• _Task to complete_: Return the lines of the data below in which the string "heart" occurs.

(Dataset rows describing interfaces)
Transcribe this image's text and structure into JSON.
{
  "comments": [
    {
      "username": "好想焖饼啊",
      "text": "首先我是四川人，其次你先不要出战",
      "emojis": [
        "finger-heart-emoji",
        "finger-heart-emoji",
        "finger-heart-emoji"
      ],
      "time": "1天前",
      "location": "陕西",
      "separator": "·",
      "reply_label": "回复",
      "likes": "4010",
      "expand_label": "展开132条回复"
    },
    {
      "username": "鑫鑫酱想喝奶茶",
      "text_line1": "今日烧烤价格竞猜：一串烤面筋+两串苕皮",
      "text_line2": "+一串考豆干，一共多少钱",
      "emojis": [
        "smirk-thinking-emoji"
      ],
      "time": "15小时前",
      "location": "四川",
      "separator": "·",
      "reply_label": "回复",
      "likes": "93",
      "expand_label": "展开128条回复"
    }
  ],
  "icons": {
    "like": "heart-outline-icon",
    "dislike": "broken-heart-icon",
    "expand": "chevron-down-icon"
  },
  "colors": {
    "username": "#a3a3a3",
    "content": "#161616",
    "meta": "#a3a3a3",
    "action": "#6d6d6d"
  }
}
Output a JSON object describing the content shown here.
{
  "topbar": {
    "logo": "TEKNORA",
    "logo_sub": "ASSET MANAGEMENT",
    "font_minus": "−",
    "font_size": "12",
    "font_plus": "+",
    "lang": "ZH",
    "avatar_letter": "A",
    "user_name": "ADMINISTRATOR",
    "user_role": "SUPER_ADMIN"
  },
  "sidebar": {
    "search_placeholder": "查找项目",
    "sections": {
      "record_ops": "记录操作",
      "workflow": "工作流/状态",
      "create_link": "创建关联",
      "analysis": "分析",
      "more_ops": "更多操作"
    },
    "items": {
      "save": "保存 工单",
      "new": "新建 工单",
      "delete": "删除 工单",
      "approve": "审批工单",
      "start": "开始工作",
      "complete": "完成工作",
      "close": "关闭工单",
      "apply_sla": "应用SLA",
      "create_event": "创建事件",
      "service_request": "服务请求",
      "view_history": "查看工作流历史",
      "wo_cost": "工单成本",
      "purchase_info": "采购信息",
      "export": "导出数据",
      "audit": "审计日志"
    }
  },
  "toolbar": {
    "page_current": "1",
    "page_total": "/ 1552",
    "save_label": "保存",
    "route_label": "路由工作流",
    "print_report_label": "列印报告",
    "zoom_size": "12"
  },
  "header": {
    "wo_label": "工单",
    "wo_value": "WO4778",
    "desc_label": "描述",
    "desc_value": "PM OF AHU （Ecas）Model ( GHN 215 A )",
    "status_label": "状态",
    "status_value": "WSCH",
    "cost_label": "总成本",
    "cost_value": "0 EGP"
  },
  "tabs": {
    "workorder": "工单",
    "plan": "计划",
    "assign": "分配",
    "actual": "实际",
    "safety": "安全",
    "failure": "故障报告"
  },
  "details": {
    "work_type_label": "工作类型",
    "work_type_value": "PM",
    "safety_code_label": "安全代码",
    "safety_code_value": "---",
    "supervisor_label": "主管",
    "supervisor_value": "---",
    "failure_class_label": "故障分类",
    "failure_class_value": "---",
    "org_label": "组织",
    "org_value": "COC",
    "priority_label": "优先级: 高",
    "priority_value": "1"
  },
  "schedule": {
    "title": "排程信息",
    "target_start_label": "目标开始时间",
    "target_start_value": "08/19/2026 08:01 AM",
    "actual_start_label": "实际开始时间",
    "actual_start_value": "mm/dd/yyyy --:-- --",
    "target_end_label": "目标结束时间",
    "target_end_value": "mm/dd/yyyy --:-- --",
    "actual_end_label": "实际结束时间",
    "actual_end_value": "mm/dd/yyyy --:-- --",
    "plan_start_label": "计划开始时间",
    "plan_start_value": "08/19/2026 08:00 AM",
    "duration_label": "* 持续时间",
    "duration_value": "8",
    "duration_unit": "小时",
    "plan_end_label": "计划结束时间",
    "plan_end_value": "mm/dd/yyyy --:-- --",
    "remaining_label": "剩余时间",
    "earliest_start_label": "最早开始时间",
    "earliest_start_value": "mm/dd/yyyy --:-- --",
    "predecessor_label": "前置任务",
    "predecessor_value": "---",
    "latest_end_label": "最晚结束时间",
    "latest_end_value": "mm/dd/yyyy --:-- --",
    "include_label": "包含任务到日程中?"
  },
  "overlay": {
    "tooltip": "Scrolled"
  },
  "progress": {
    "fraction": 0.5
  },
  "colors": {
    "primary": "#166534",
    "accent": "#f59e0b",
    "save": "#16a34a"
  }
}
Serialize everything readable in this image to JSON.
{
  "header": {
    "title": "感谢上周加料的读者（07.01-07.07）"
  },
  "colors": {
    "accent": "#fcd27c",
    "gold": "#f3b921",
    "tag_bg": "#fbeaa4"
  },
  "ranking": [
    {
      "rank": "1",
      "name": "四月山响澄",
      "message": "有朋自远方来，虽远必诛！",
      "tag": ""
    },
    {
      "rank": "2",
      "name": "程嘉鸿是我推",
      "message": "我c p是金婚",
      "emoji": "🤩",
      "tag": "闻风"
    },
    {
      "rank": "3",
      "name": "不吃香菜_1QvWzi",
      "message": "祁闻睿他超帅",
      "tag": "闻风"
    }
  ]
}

• _Problem solution_:
        "finger-heart-emoji",
        "finger-heart-emoji",
        "finger-heart-emoji"
    "like": "heart-outline-icon",
    "dislike": "broken-heart-icon",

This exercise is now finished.